Research has indicated that focusing on prevention, rehabilitation, and addressing the root causes of crime can be more effective in reducing recidivism and promoting public safety. Evidence-based programs and alternatives to incarceration, such as community-based supervision, drug courts, and restorative justice initiatives, have shown promising results in reducing reoffending rates and promoting successful reintegration.
Furthermore, it is crucial to address the significant social and economic costs associated with high incarceration rates. Incarceration not only strains government budgets but also has negative consequences for families and communities. Families of incarcerated individuals often face financial hardships, disrupted relationships, and intergenerational cycles of involvement in the criminal justice system.

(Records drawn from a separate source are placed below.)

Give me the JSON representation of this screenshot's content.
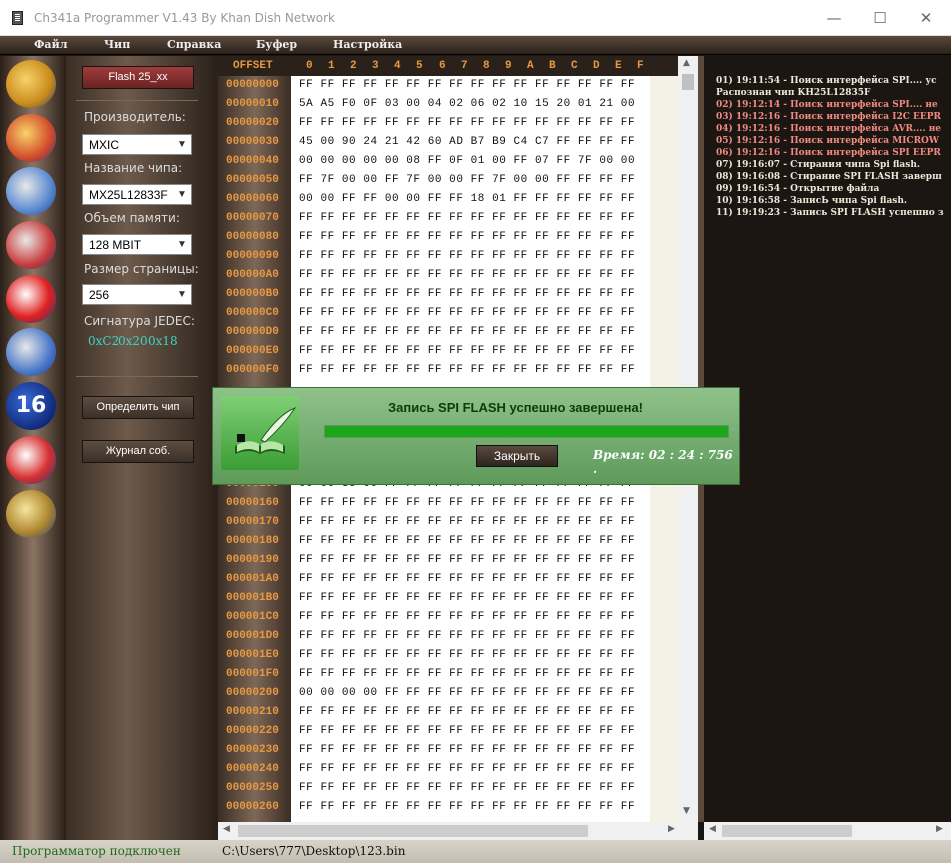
{
  "window": {
    "title": "Ch341a Programmer V1.43 By Khan Dish Network"
  },
  "menu": [
    "Файл",
    "Чип",
    "Справка",
    "Буфер",
    "Настройка"
  ],
  "toolbar_icons": [
    "open-folder-icon",
    "save-folder-icon",
    "read-chip-icon",
    "write-chip-icon",
    "erase-chip-icon",
    "verify-chip-icon",
    "badge-16-icon",
    "blank-check-icon",
    "edit-quill-icon"
  ],
  "toolbar_badge": "16",
  "panel": {
    "chip_button": "Flash 25_xx",
    "manufacturer_label": "Производитель:",
    "manufacturer": "MXIC",
    "chip_name_label": "Название чипа:",
    "chip_name": "MX25L12833F",
    "memory_label": "Объем памяти:",
    "memory": "128 MBIT",
    "page_size_label": "Размер страницы:",
    "page_size": "256",
    "jedec_label": "Сигнатура JEDEC:",
    "jedec": [
      "0xC2",
      "0x20",
      "0x18"
    ],
    "detect_button": "Определить чип",
    "log_button": "Журнал соб."
  },
  "hex": {
    "offset_header": "OFFSET",
    "columns": [
      "0",
      "1",
      "2",
      "3",
      "4",
      "5",
      "6",
      "7",
      "8",
      "9",
      "A",
      "B",
      "C",
      "D",
      "E",
      "F"
    ],
    "rows": [
      {
        "offset": "00000000",
        "bytes": "FF FF FF FF FF FF FF FF FF FF FF FF FF FF FF FF"
      },
      {
        "offset": "00000010",
        "bytes": "5A A5 F0 0F 03 00 04 02 06 02 10 15 20 01 21 00"
      },
      {
        "offset": "00000020",
        "bytes": "FF FF FF FF FF FF FF FF FF FF FF FF FF FF FF FF"
      },
      {
        "offset": "00000030",
        "bytes": "45 00 90 24 21 42 60 AD B7 B9 C4 C7 FF FF FF FF"
      },
      {
        "offset": "00000040",
        "bytes": "00 00 00 00 00 08 FF 0F 01 00 FF 07 FF 7F 00 00"
      },
      {
        "offset": "00000050",
        "bytes": "FF 7F 00 00 FF 7F 00 00 FF 7F 00 00 FF FF FF FF"
      },
      {
        "offset": "00000060",
        "bytes": "00 00 FF FF 00 00 FF FF 18 01 FF FF FF FF FF FF"
      },
      {
        "offset": "00000070",
        "bytes": "FF FF FF FF FF FF FF FF FF FF FF FF FF FF FF FF"
      },
      {
        "offset": "00000080",
        "bytes": "FF FF FF FF FF FF FF FF FF FF FF FF FF FF FF FF"
      },
      {
        "offset": "00000090",
        "bytes": "FF FF FF FF FF FF FF FF FF FF FF FF FF FF FF FF"
      },
      {
        "offset": "000000A0",
        "bytes": "FF FF FF FF FF FF FF FF FF FF FF FF FF FF FF FF"
      },
      {
        "offset": "000000B0",
        "bytes": "FF FF FF FF FF FF FF FF FF FF FF FF FF FF FF FF"
      },
      {
        "offset": "000000C0",
        "bytes": "FF FF FF FF FF FF FF FF FF FF FF FF FF FF FF FF"
      },
      {
        "offset": "000000D0",
        "bytes": "FF FF FF FF FF FF FF FF FF FF FF FF FF FF FF FF"
      },
      {
        "offset": "000000E0",
        "bytes": "FF FF FF FF FF FF FF FF FF FF FF FF FF FF FF FF"
      },
      {
        "offset": "000000F0",
        "bytes": "FF FF FF FF FF FF FF FF FF FF FF FF FF FF FF FF"
      },
      {
        "offset": "",
        "bytes": ""
      },
      {
        "offset": "",
        "bytes": ""
      },
      {
        "offset": "",
        "bytes": ""
      },
      {
        "offset": "",
        "bytes": ""
      },
      {
        "offset": "",
        "bytes": ""
      },
      {
        "offset": "00000150",
        "bytes": "00 00 38 00 FF FF FF FF FF FF FF FF FF FF FF FF"
      },
      {
        "offset": "00000160",
        "bytes": "FF FF FF FF FF FF FF FF FF FF FF FF FF FF FF FF"
      },
      {
        "offset": "00000170",
        "bytes": "FF FF FF FF FF FF FF FF FF FF FF FF FF FF FF FF"
      },
      {
        "offset": "00000180",
        "bytes": "FF FF FF FF FF FF FF FF FF FF FF FF FF FF FF FF"
      },
      {
        "offset": "00000190",
        "bytes": "FF FF FF FF FF FF FF FF FF FF FF FF FF FF FF FF"
      },
      {
        "offset": "000001A0",
        "bytes": "FF FF FF FF FF FF FF FF FF FF FF FF FF FF FF FF"
      },
      {
        "offset": "000001B0",
        "bytes": "FF FF FF FF FF FF FF FF FF FF FF FF FF FF FF FF"
      },
      {
        "offset": "000001C0",
        "bytes": "FF FF FF FF FF FF FF FF FF FF FF FF FF FF FF FF"
      },
      {
        "offset": "000001D0",
        "bytes": "FF FF FF FF FF FF FF FF FF FF FF FF FF FF FF FF"
      },
      {
        "offset": "000001E0",
        "bytes": "FF FF FF FF FF FF FF FF FF FF FF FF FF FF FF FF"
      },
      {
        "offset": "000001F0",
        "bytes": "FF FF FF FF FF FF FF FF FF FF FF FF FF FF FF FF"
      },
      {
        "offset": "00000200",
        "bytes": "00 00 00 00 FF FF FF FF FF FF FF FF FF FF FF FF"
      },
      {
        "offset": "00000210",
        "bytes": "FF FF FF FF FF FF FF FF FF FF FF FF FF FF FF FF"
      },
      {
        "offset": "00000220",
        "bytes": "FF FF FF FF FF FF FF FF FF FF FF FF FF FF FF FF"
      },
      {
        "offset": "00000230",
        "bytes": "FF FF FF FF FF FF FF FF FF FF FF FF FF FF FF FF"
      },
      {
        "offset": "00000240",
        "bytes": "FF FF FF FF FF FF FF FF FF FF FF FF FF FF FF FF"
      },
      {
        "offset": "00000250",
        "bytes": "FF FF FF FF FF FF FF FF FF FF FF FF FF FF FF FF"
      },
      {
        "offset": "00000260",
        "bytes": "FF FF FF FF FF FF FF FF FF FF FF FF FF FF FF FF"
      }
    ]
  },
  "log": [
    {
      "text": "01) 19:11:54  - Поиск интерфейса  SPI.... ус",
      "color": "#f0e6d8"
    },
    {
      "text": "     Распознан чип KH25L12835F",
      "color": "#f0e6d8"
    },
    {
      "text": "02) 19:12:14  - Поиск интерфейса  SPI.... не",
      "color": "#f08a80"
    },
    {
      "text": "03) 19:12:16  - Поиск интерфейса  I2C EEPR",
      "color": "#f08a80"
    },
    {
      "text": "04) 19:12:16  - Поиск интерфейса  AVR.... не",
      "color": "#f08a80"
    },
    {
      "text": "05) 19:12:16  - Поиск интерфейса  MICROW",
      "color": "#f08a80"
    },
    {
      "text": "06) 19:12:16  - Поиск интерфейса  SPI EEPR",
      "color": "#f08a80"
    },
    {
      "text": "07) 19:16:07  - Стирания чипа  Spi flash.",
      "color": "#f0e6d8"
    },
    {
      "text": "08) 19:16:08  - Стирание SPI FLASH заверш",
      "color": "#f0e6d8"
    },
    {
      "text": "09) 19:16:54  - Открытие файла",
      "color": "#f0e6d8"
    },
    {
      "text": "10) 19:16:58  - ЗаписЬ чипа  Spi flash.",
      "color": "#f0e6d8"
    },
    {
      "text": "11) 19:19:23  - Запись SPI FLASH успешно з",
      "color": "#f0e6d8"
    }
  ],
  "dialog": {
    "message": "Запись SPI FLASH успешно завершена!",
    "progress": 1.0,
    "close_button": "Закрыть",
    "time": "Время:  02 : 24 : 756 ."
  },
  "status": {
    "connection": "Программатор подключен",
    "file_path": "C:\\Users\\777\\Desktop\\123.bin"
  },
  "colors": {
    "accent": "#e89840",
    "jedec": "#3ad5c5",
    "progress": "#1aa71a",
    "status_ok": "#1d6b1d"
  }
}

By investing in education, mental health services, substance abuse treatment, and job training programs, society can provide individuals with the tools and support they need to reintegrate successfully. This approach not only promotes rehabilitation but also contributes to economic growth by reducing the burden on taxpayers and enabling individuals to become productive members of society.
It is important to approach criminal justice policies with a balanced perspective, considering both public safety and the well-being of individuals and communities. Anti-incarceration reforms aim to address the shortcomings of punitive approaches and seek more effective, evidence-based solutions. By focusing on prevention, rehabilitation, and community support, we can create a safer and more just society for all.
Releasing non-violent offenders, where? Surely not in the state of Mississippi. My father has served prison time since 1990 and only to be released too Mississippi so he could serve 5 yrs. on a non-violent charge from 1989. And absolutely want him to serve it. If Tenn. saw fit to release him after nearly 30yrs. Then why won’t Mississippi do the same. Why hold him for 5 more years of his life? When is enough, enough? He was 22 when he went to prison in Mississippi and given probation he violated in Tennessee and after 29yrs. Transported to Mississippi and has too serve time on a charger older than the average prison guard there. Why would they hold him? Then too say that they are looking for ways to release non-violent offenders, well look his way. Release my father Bryant Lewis #73599. Burglary case from 1989 non-violent. Review this file, prison reform?